In 2016, for example, the country earned a total of Sh120.6 billion from tea exports – a big chunk of which found its way into the bank accounts of local tea dealers.
But black tea is now facing some serious competition from its cousin purple tea – which contains a powerful antioxidant called anthocyanin.
Purple tea, which was introduced in Kenya in 2008 by the Kenya Tea Development Authority, is already gaining huge traction worldwide due to its perceived health benefits.
The commodity is currently being exported to many European countries, China, the United States, Japan and India with the number of orders from all over the world continuing to rise.
“Kenya is the only country in the world that grows purple tea and having a ready market for growers, with a good price on top, is a good motivation for producers to increase their production,” Head of Tea Directorate Sam Ogola said in a recent tea conference in the United States.
To protect its leaves from damage by the high UV radiation levels the plant is forced to produce antioxidants especially anthocyanin which gives the leaves their characteristic purple colour.
Anthocyanin is a compound which possesses numerous health benefits due to its ability to trace free radicals in the human body and to relieve inflammation in the cells.

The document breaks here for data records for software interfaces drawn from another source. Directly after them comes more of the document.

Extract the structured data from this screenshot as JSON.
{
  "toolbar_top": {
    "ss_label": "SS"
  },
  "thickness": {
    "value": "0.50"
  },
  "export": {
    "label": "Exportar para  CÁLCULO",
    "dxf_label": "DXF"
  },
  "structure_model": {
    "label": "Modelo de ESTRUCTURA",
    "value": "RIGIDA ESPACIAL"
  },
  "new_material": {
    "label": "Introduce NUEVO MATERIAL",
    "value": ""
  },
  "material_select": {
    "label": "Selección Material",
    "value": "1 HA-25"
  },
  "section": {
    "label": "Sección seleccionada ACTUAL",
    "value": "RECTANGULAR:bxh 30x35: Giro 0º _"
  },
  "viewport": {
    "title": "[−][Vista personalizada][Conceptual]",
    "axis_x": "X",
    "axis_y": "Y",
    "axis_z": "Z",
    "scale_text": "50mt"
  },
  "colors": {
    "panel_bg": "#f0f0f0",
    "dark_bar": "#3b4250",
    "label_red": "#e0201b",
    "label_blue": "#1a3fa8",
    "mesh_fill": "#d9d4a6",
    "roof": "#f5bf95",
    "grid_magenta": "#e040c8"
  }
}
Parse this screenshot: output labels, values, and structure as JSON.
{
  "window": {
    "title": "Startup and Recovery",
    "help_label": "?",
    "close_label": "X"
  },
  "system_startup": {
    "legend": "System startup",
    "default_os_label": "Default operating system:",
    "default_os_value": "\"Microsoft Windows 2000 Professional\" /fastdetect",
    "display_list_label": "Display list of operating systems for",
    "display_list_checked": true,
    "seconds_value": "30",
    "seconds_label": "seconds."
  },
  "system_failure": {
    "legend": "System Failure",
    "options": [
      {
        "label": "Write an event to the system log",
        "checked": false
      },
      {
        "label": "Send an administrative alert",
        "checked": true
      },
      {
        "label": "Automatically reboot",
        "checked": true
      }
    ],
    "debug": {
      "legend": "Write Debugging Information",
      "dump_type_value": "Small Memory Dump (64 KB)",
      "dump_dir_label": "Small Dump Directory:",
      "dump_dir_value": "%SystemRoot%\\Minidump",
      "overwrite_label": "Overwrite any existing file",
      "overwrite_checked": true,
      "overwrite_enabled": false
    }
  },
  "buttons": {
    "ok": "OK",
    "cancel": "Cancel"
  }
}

Anthocyanin plays an important role in preventing and managing lifestyle diseases including cancer, diabetes and cardiovascular diseases. It also aids in the metabolism of cholesterol leading to weight loss.
Besides being rich in antioxidants, the purple teas has a very low caffeine content making it a great option for those who want to enjoy a great drink and still avoid symptoms associated with caffeine consumption.
Owing to its significant health benefits, it is more costly than other orthodox teas and can be considered an upmarket product. Locally a 1kg packet of processed purple tea retails at Sh2000 while a similar amount of black tea sells at Sh350.
In japan, purple tea is famed for its benefits to the skin such as anti-ageing abilities, oxygenation and evening out of the skin tone. It is also used on the scalp to prevent hair loss.
Purple tea is expected to be a game charger for Kenyan farmers and entrepreneurs since it gives them an advantage in the competitive global market currently riddled with the mass produced black tea.